• _Prompt_: Work through the data below and copy out every line where "avatar" is found.

• _Dataset_:

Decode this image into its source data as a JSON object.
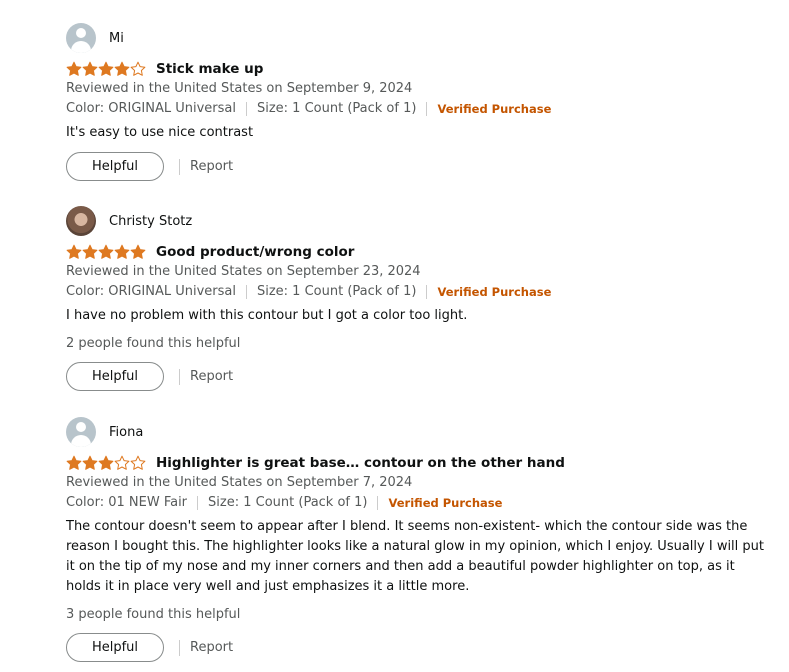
{
  "reviews": [
    {
      "profile_name": "Mi",
      "avatar": "default-avatar",
      "rating": 4,
      "title": "Stick make up",
      "review_date": "Reviewed in the United States on September 9, 2024",
      "color": "Color: ORIGINAL Universal",
      "size": "Size: 1 Count (Pack of 1)",
      "verified": "Verified Purchase",
      "body": "It's easy to use nice contrast",
      "helpful_count": "",
      "helpful_label": "Helpful",
      "report_label": "Report"
    },
    {
      "profile_name": "Christy Stotz",
      "avatar": "photo-avatar",
      "rating": 5,
      "title": "Good product/wrong color",
      "review_date": "Reviewed in the United States on September 23, 2024",
      "color": "Color: ORIGINAL Universal",
      "size": "Size: 1 Count (Pack of 1)",
      "verified": "Verified Purchase",
      "body": "I have no problem with this contour but I got a color too light.",
      "helpful_count": "2 people found this helpful",
      "helpful_label": "Helpful",
      "report_label": "Report"
    },
    {
      "profile_name": "Fiona",
      "avatar": "default-avatar",
      "rating": 3,
      "title": "Highlighter is great base… contour on the other hand",
      "review_date": "Reviewed in the United States on September 7, 2024",
      "color": "Color: 01 NEW Fair",
      "size": "Size: 1 Count (Pack of 1)",
      "verified": "Verified Purchase",
      "body": "The contour doesn't seem to appear after I blend. It seems non-existent- which the contour side was the reason I bought this. The highlighter looks like a natural glow in my opinion, which I enjoy. Usually I will put it on the tip of my nose and my inner corners and then add a beautiful powder highlighter on top, as it holds it in place very well and just emphasizes it a little more.",
      "helpful_count": "3 people found this helpful",
      "helpful_label": "Helpful",
      "report_label": "Report"
    }
  ],
  "colors": {
    "star_filled": "#de7921",
    "star_empty_stroke": "#de7921",
    "verified": "#c45500",
    "muted_text": "#565959"
  },
  "icons": {
    "star_filled": "star-filled-icon",
    "star_empty": "star-empty-icon",
    "avatar": "person-icon"
  }
}
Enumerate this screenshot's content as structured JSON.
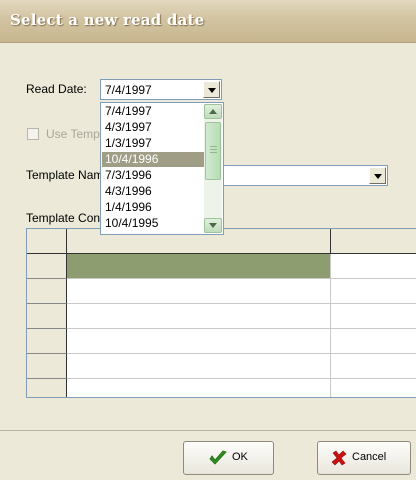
{
  "window": {
    "title": "Select a new read date"
  },
  "read_date": {
    "label": "Read Date:",
    "value": "7/4/1997"
  },
  "use_template": {
    "label": "Use Temp"
  },
  "template_name": {
    "label": "Template Nam",
    "value": ""
  },
  "template_contents": {
    "label": "Template Con"
  },
  "date_list": {
    "options": [
      "7/4/1997",
      "4/3/1997",
      "1/3/1997",
      "10/4/1996",
      "7/3/1996",
      "4/3/1996",
      "1/4/1996",
      "10/4/1995"
    ],
    "selected": "10/4/1996"
  },
  "buttons": {
    "ok_label": "OK",
    "cancel_label": "Cancel"
  },
  "colors": {
    "accent": "#8d9d6f",
    "ok_check": "#2f8f1f",
    "cancel_x": "#cc1111"
  },
  "icons": {
    "ok": "checkmark-icon",
    "cancel": "red-x-icon"
  }
}
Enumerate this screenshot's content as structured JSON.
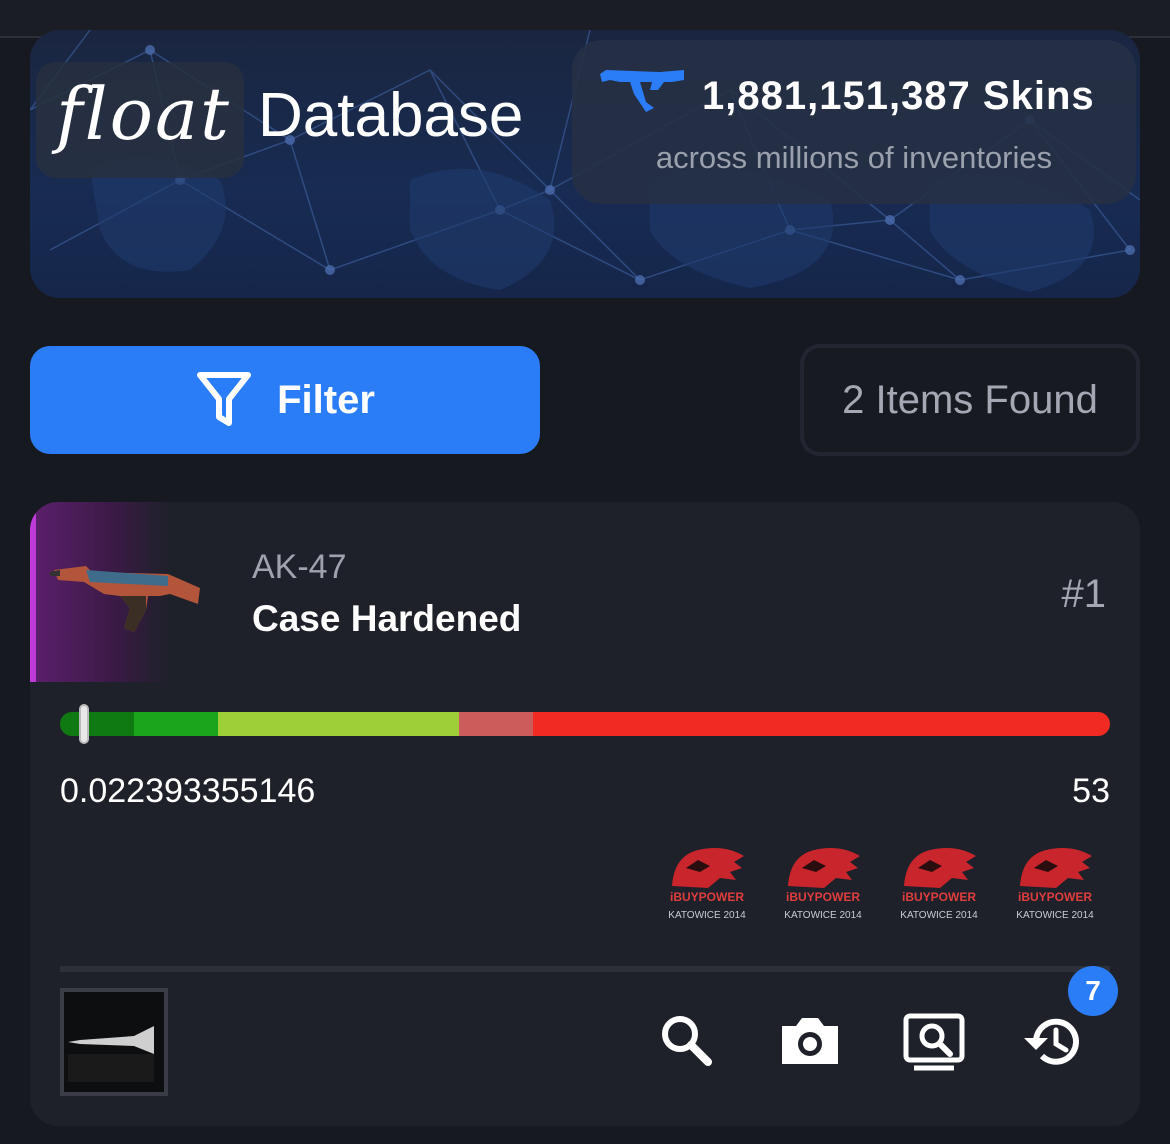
{
  "header": {
    "logo_word": "float",
    "logo_sub": "Database",
    "skins_count": "1,881,151,387 Skins",
    "skins_sub": "across millions of inventories",
    "accent": "#2b7df7"
  },
  "controls": {
    "filter_label": "Filter",
    "items_found": "2 Items Found"
  },
  "result": {
    "weapon": "AK-47",
    "skin": "Case Hardened",
    "rank": "#1",
    "float_value": "0.022393355146",
    "pattern": "53",
    "float_fraction": 0.0224,
    "rarity_color": "#c03ad8",
    "wear_segments": [
      {
        "color": "#0f7a12",
        "fraction": 0.07
      },
      {
        "color": "#1aa51d",
        "fraction": 0.08
      },
      {
        "color": "#9fcf36",
        "fraction": 0.23
      },
      {
        "color": "#cc5c5c",
        "fraction": 0.07
      },
      {
        "color": "#f22a24",
        "fraction": 0.55
      }
    ],
    "stickers": [
      {
        "name": "iBUYPOWER",
        "event": "KATOWICE 2014"
      },
      {
        "name": "iBUYPOWER",
        "event": "KATOWICE 2014"
      },
      {
        "name": "iBUYPOWER",
        "event": "KATOWICE 2014"
      },
      {
        "name": "iBUYPOWER",
        "event": "KATOWICE 2014"
      }
    ],
    "history_count": "7",
    "actions": [
      "search-icon",
      "camera-icon",
      "screenshot-search-icon",
      "history-icon"
    ]
  }
}
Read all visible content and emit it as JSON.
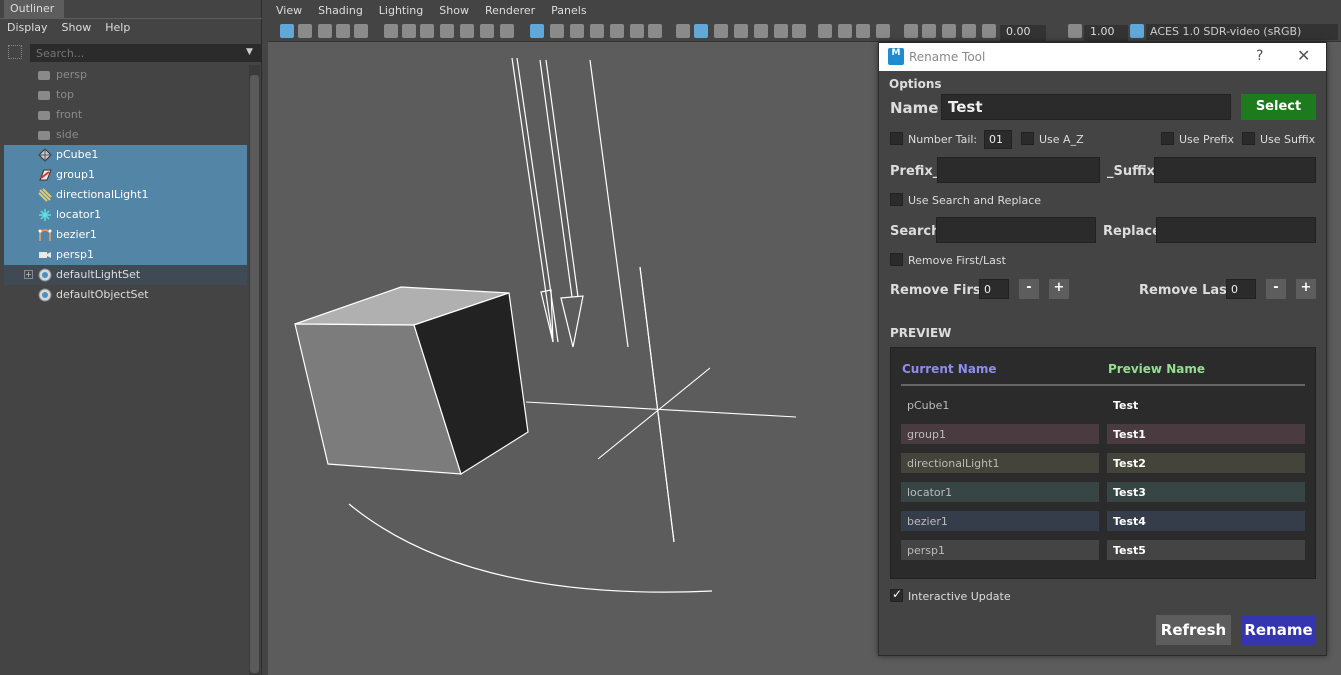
{
  "outliner": {
    "tab_label": "Outliner",
    "menu": [
      "Display",
      "Show",
      "Help"
    ],
    "search_placeholder": "Search...",
    "items": [
      {
        "label": "persp",
        "kind": "camera"
      },
      {
        "label": "top",
        "kind": "camera"
      },
      {
        "label": "front",
        "kind": "camera"
      },
      {
        "label": "side",
        "kind": "camera"
      },
      {
        "label": "pCube1",
        "kind": "mesh",
        "icon": "mesh-icon"
      },
      {
        "label": "group1",
        "kind": "group",
        "icon": "group-icon"
      },
      {
        "label": "directionalLight1",
        "kind": "light",
        "icon": "directional-light-icon"
      },
      {
        "label": "locator1",
        "kind": "locator",
        "icon": "locator-icon"
      },
      {
        "label": "bezier1",
        "kind": "curve",
        "icon": "bezier-curve-icon"
      },
      {
        "label": "persp1",
        "kind": "camera-sel",
        "icon": "camera-icon"
      },
      {
        "label": "defaultLightSet",
        "kind": "set",
        "icon": "set-icon"
      },
      {
        "label": "defaultObjectSet",
        "kind": "set",
        "icon": "set-icon"
      }
    ]
  },
  "viewport": {
    "menu": [
      "View",
      "Shading",
      "Lighting",
      "Show",
      "Renderer",
      "Panels"
    ],
    "exposure": "0.00",
    "gamma": "1.00",
    "color_space": "ACES 1.0 SDR-video (sRGB)"
  },
  "rename_tool": {
    "title": "Rename Tool",
    "help_glyph": "?",
    "close_glyph": "✕",
    "logo_text": "M",
    "options_label": "Options",
    "name_label": "Name",
    "name_value": "Test",
    "select_label": "Select",
    "number_tail_label": "Number Tail:",
    "number_tail_value": "01",
    "use_az_label": "Use A_Z",
    "use_prefix_label": "Use Prefix",
    "use_suffix_label": "Use Suffix",
    "prefix_label": "Prefix_",
    "suffix_label": "_Suffix",
    "prefix_value": "",
    "suffix_value": "",
    "use_search_replace_label": "Use Search and Replace",
    "search_label": "Search",
    "replace_label": "Replace",
    "search_value": "",
    "replace_value": "",
    "remove_first_last_label": "Remove First/Last",
    "remove_first_label": "Remove First:",
    "remove_first_value": "0",
    "remove_last_label": "Remove Last:",
    "remove_last_value": "0",
    "minus_glyph": "-",
    "plus_glyph": "+",
    "preview_label": "PREVIEW",
    "current_name_header": "Current Name",
    "preview_name_header": "Preview Name",
    "rows": [
      {
        "current": "pCube1",
        "preview": "Test",
        "color": "#2b2b2b"
      },
      {
        "current": "group1",
        "preview": "Test1",
        "color": "#4a3b40"
      },
      {
        "current": "directionalLight1",
        "preview": "Test2",
        "color": "#44443a"
      },
      {
        "current": "locator1",
        "preview": "Test3",
        "color": "#374545"
      },
      {
        "current": "bezier1",
        "preview": "Test4",
        "color": "#353d4a"
      },
      {
        "current": "persp1",
        "preview": "Test5",
        "color": "#444444"
      }
    ],
    "interactive_update_label": "Interactive Update",
    "interactive_update_checked": true,
    "refresh_label": "Refresh",
    "rename_label": "Rename",
    "colors": {
      "select": "#1d7a1d",
      "rename": "#3535b0",
      "refresh": "#5d5d5d",
      "current_header": "#8d8df0",
      "preview_header": "#90e090"
    }
  }
}
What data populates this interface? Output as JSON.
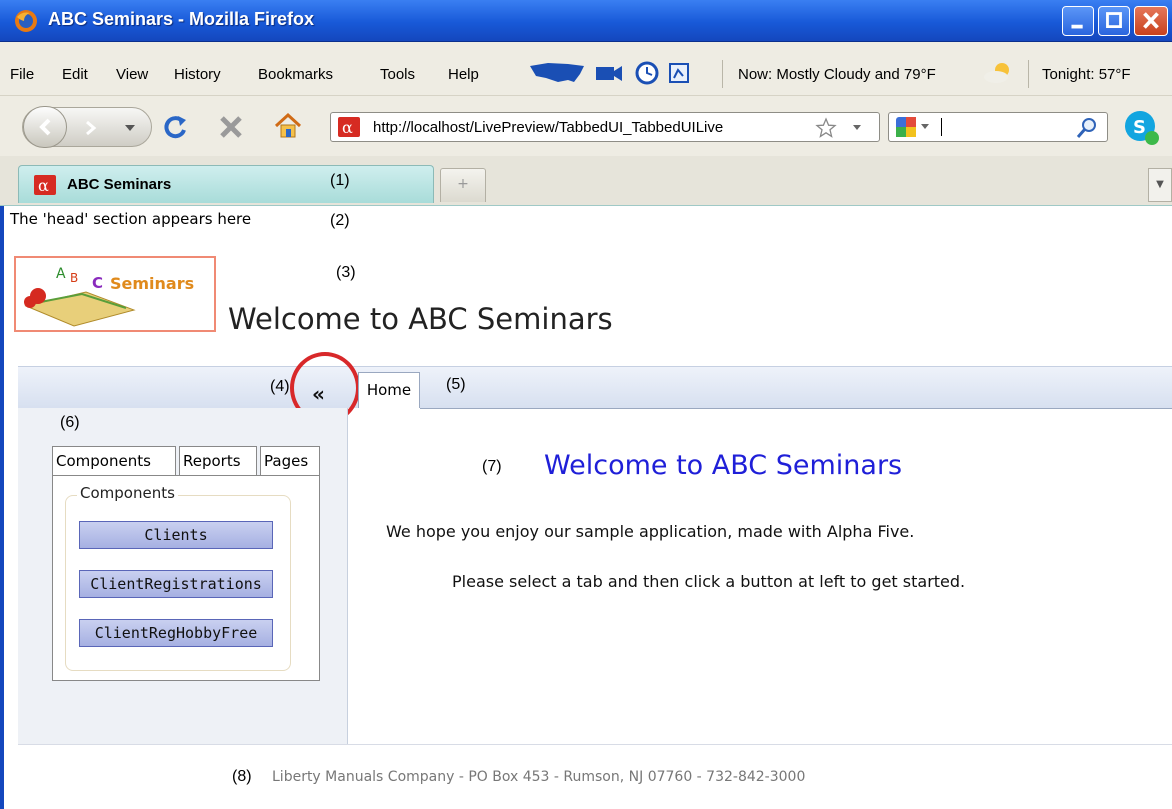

• _Problem solution_:
      "avatar": "default-avatar",
      "avatar": "photo-avatar",
      "avatar": "default-avatar",
    "avatar": "person-icon"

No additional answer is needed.